- Drag the icons to the left and place them next to the proper icon. You might have to move the entire SmartArt object to the right or make it narrower by dragging the left-center resizing handle to the right.
Here’s the result.
Add a border
A border simply holds the infographic together. Here are the steps I used:
- On the Home tab, in the Drawing group, choose the Rounded Rectangle shape and insert it so that it covers all of your content. You’ll probably need to adjust the size and placement later, but that’s easy.
- With the rectangle selected, click the small orange-yellow circle at the upper left corner and drag outward a little. The default corners are very rounded (have a large radius), which looks a little clunky and reduces the space you have for content.
- On the Shape Format tab, set the Shape Fill to white or whatever background you want for your infographic.
- Set the Shape Outline color and weight. You’ll probably want the weight to be more than the default, which is a very thin line.
- Right-click the rounded rectangle and choose Send to Back.
- Adjust the size and placement.
Here’s the result.
Ungroup the SmartArt and adjust the placement of the elements
The thing about SmartArt is that it looks like SmartArt. You want your infographic to look customized and the way to do that is to ungroup it. Here are the steps:
- Select the SmartArt.
- Right-click the border and choose Group, then Ungroup.
- Ungroup it a second time. How all of the components are separate objects.
- Deselect everything by clicking elsewhere.
- Select the shapes with data and move them to the left.
- Select the icons and move them to the right.
- Make any other adjustments you want to make. I set the fill of the graphics to match the shapes of the data. To do so, click the icon, click the Graphics Format tab, choose Graphics Fill and choose a color. I used the Eyedropper option to match the colors. I also changed the fill and outlines of the labels to match.
Here’s the final result.
How to use your infographic
You can export the infographic as an image. One way is to save the entire slide as an image:
- Choose File, Save As
- From the File Type drop-down list (which will say PowerPonit Presentation (*.pptx), choose an image type, such as PNG or JPG.
- Give it a name.
- Click Save.
- In the dialog box, choose Just This One if you only want to save the current slide.
Another technique is to select all of the objects, right-click, and choose Save as Picture.
Then you can use that image file anywhere! Add it to a blog post or web page. Post it on social media. Include it in an email. The sky’s the limit!
What are your techniques for creating infographics in PowerPoint?
Please share your favorite techniques in the comments. And please use the Share buttons to share on social media so others may benefit as well.

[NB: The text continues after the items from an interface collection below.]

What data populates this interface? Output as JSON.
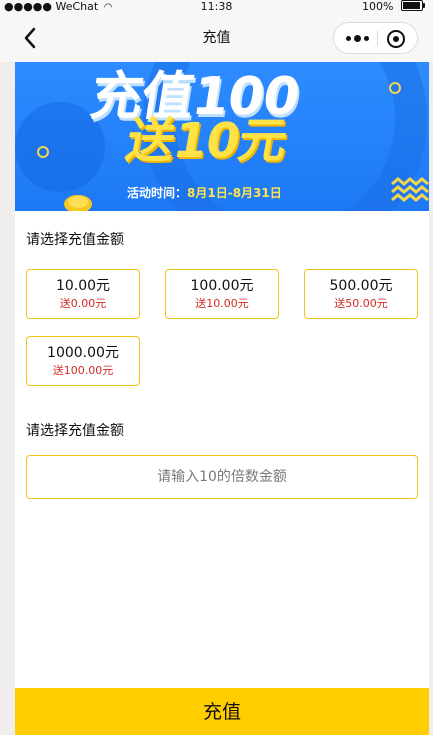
{
  "status_bar": {
    "carrier": "●●●●● WeChat",
    "time": "11:38",
    "battery": "100%"
  },
  "nav": {
    "title": "充值"
  },
  "banner": {
    "main_text": "充值100",
    "gift_text": "送10元",
    "period_label": "活动时间：",
    "period_date": "8月1日-8月31日"
  },
  "section_amounts": {
    "title": "请选择充值金额"
  },
  "amounts": [
    {
      "value": "10.00元",
      "bonus": "送0.00元"
    },
    {
      "value": "100.00元",
      "bonus": "送10.00元"
    },
    {
      "value": "500.00元",
      "bonus": "送50.00元"
    },
    {
      "value": "1000.00元",
      "bonus": "送100.00元"
    }
  ],
  "section_custom": {
    "title": "请选择充值金额",
    "placeholder": "请输入10的倍数金额",
    "value": ""
  },
  "submit": {
    "label": "充值"
  },
  "colors": {
    "accent": "#ffcd00",
    "border": "#f4c318",
    "bonus": "#d12b25",
    "banner_blue": "#2d8cff"
  }
}
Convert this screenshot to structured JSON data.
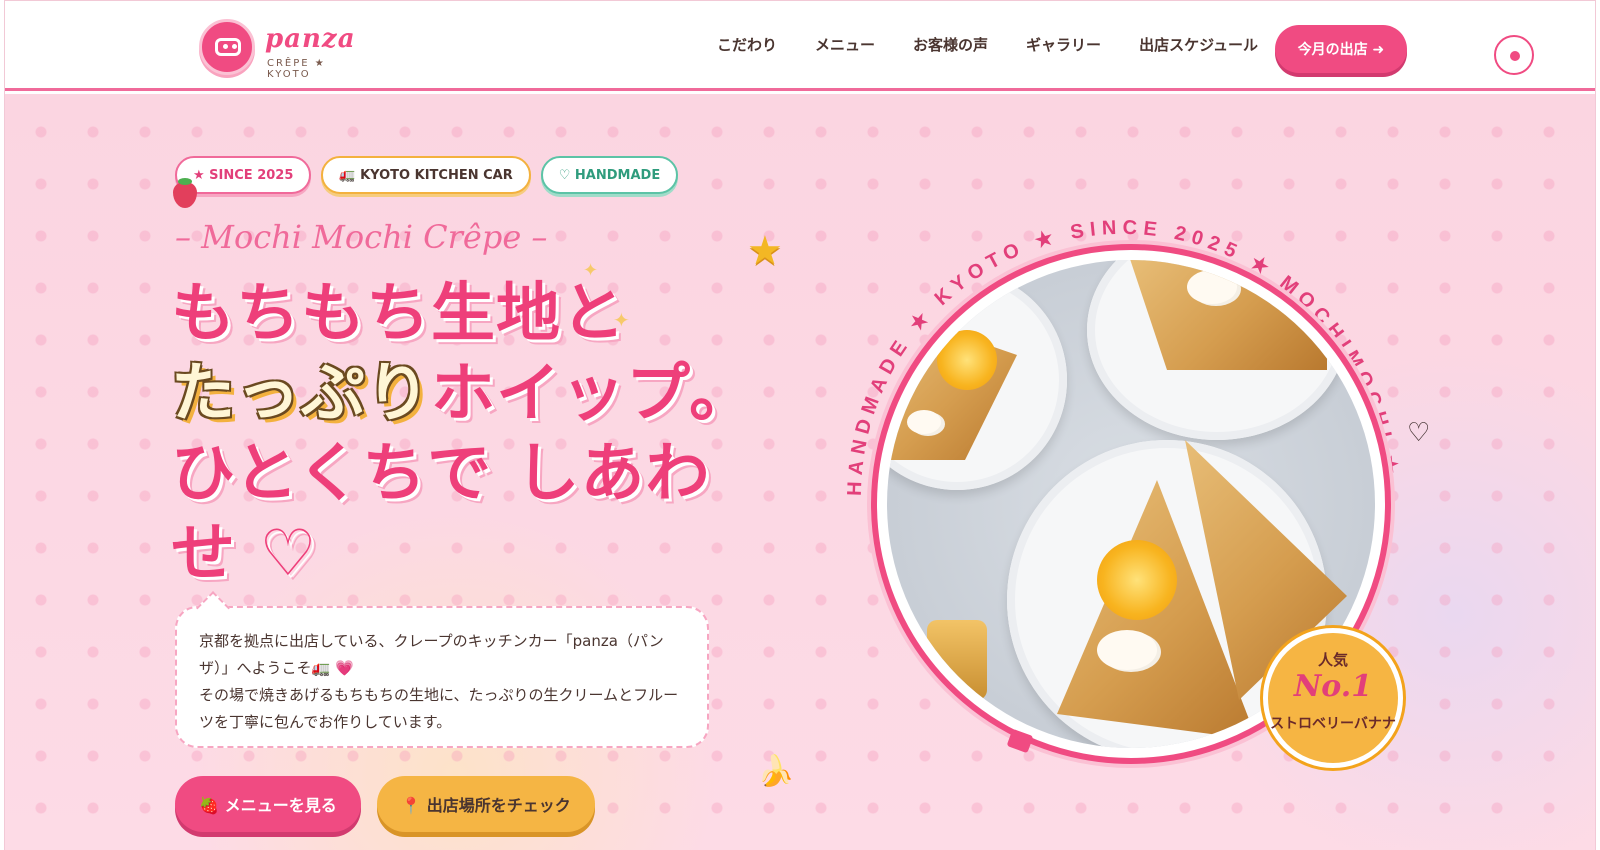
{
  "logo": {
    "word": "panza",
    "sub": "CRÊPE ★ KYOTO"
  },
  "nav": [
    "こだわり",
    "メニュー",
    "お客様の声",
    "ギャラリー",
    "出店スケジュール"
  ],
  "header_cta": "今月の出店 ➜",
  "badges": [
    "★ SINCE 2025",
    "🚛 KYOTO KITCHEN CAR",
    "♡ HANDMADE"
  ],
  "tagline": "– Mochi Mochi Crêpe –",
  "headline": {
    "line1": "もちもち生地と",
    "accent": "たっぷり",
    "line2_rest": "ホイップ。",
    "line3": "ひとくちで しあわ",
    "line4": "せ ♡"
  },
  "intro": {
    "p1": "京都を拠点に出店している、クレープのキッチンカー「panza（パンザ）」へようこそ🚛 💗",
    "p2": "その場で焼きあげるもちもちの生地に、たっぷりの生クリームとフルーツを丁寧に包んでお作りしています。"
  },
  "buttons": {
    "menu": "🍓 メニューを見る",
    "map": "📍 出店場所をチェック"
  },
  "ring_text": "HANDMADE ★ KYOTO ★ SINCE 2025 ★ MOCHIMOCHI ★",
  "popular_badge": {
    "label": "人気",
    "rank": "No.1",
    "item": "ストロベリーバナナ"
  },
  "icons": {
    "star": "star-icon",
    "heart": "heart-icon",
    "banana": "banana-icon",
    "strawberry": "strawberry-icon"
  },
  "colors": {
    "brand_pink": "#f04b82",
    "accent_yellow": "#f5b544",
    "text": "#4a3530"
  }
}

If you would like ongoing training in PowerPoint, creating easy but stunning slides, and more, consider Power Pointers Quarter Hour. This program offers expert weekly online training for 15 minutes that you can access whenever convenient to you.
You can find more information here.
Hello, I am interested in getting a PDF of this article so I can try this out myself. However, when I have tried at several times throughout the day to request the PDF from your “button” (Read later – download this post as PDF>>Click Here<<), I have never received the email with the PDF attached.
I tried to create a PDF of the post by myself, however, the social media icons at the bottom of the page cut off some of the instructions.
I look forward to getting a PDF of this blog post. Thank you!
I found your article very interesting, I didn’t know this could be done. It’s always good to know about different methods to create a new infographic look.
Hi, thanks for the good articles / tips. Icon make a huge impact to our presentation. Sometimes I see presenter use a gradient color for their icon. Is it ok? I never use gradient for icon because i’m afraid audice can’t see icon that represent the data. what’s your thought?